╭──

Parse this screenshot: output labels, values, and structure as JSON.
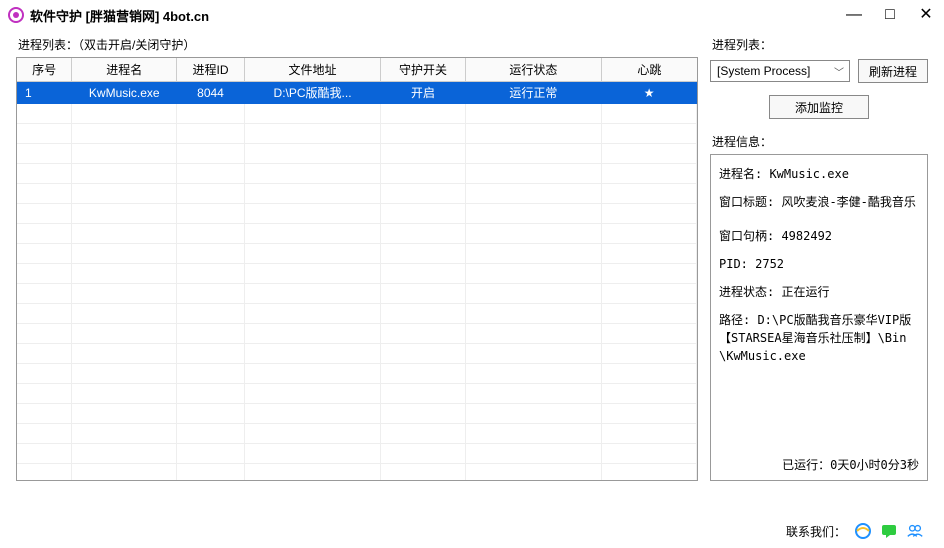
{
  "window": {
    "title": "软件守护  [胖猫营销网] 4bot.cn"
  },
  "left": {
    "label": "进程列表：（双击开启/关闭守护）",
    "columns": {
      "seq": "序号",
      "name": "进程名",
      "pid": "进程ID",
      "path": "文件地址",
      "switch": "守护开关",
      "status": "运行状态",
      "hb": "心跳"
    },
    "row": {
      "seq": "1",
      "name": "KwMusic.exe",
      "pid": "8044",
      "path": "D:\\PC版酷我...",
      "switch": "开启",
      "status": "运行正常",
      "hb": "★"
    }
  },
  "right": {
    "list_label": "进程列表：",
    "combo_value": "[System Process]",
    "refresh_label": "刷新进程",
    "add_label": "添加监控",
    "info_label": "进程信息：",
    "info": {
      "name": "进程名: KwMusic.exe",
      "title": "窗口标题: 风吹麦浪-李健-酷我音乐",
      "hwnd": "窗口句柄: 4982492",
      "pid": "PID: 2752",
      "status": "进程状态: 正在运行",
      "path": "路径: D:\\PC版酷我音乐豪华VIP版【STARSEA星海音乐社压制】\\Bin\\KwMusic.exe"
    },
    "runtime": "已运行：0天0小时0分3秒"
  },
  "footer": {
    "label": "联系我们："
  }
}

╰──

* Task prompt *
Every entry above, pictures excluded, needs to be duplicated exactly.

* Solution to the exercise *
Parse this screenshot: output labels, values, and structure as JSON.
{
  "window": {
    "title": "软件守护  [胖猫营销网] 4bot.cn"
  },
  "left": {
    "label": "进程列表：（双击开启/关闭守护）",
    "columns": {
      "seq": "序号",
      "name": "进程名",
      "pid": "进程ID",
      "path": "文件地址",
      "switch": "守护开关",
      "status": "运行状态",
      "hb": "心跳"
    },
    "row": {
      "seq": "1",
      "name": "KwMusic.exe",
      "pid": "8044",
      "path": "D:\\PC版酷我...",
      "switch": "开启",
      "status": "运行正常",
      "hb": "★"
    }
  },
  "right": {
    "list_label": "进程列表：",
    "combo_value": "[System Process]",
    "refresh_label": "刷新进程",
    "add_label": "添加监控",
    "info_label": "进程信息：",
    "info": {
      "name": "进程名: KwMusic.exe",
      "title": "窗口标题: 风吹麦浪-李健-酷我音乐",
      "hwnd": "窗口句柄: 4982492",
      "pid": "PID: 2752",
      "status": "进程状态: 正在运行",
      "path": "路径: D:\\PC版酷我音乐豪华VIP版【STARSEA星海音乐社压制】\\Bin\\KwMusic.exe"
    },
    "runtime": "已运行：0天0小时0分3秒"
  },
  "footer": {
    "label": "联系我们："
  }
}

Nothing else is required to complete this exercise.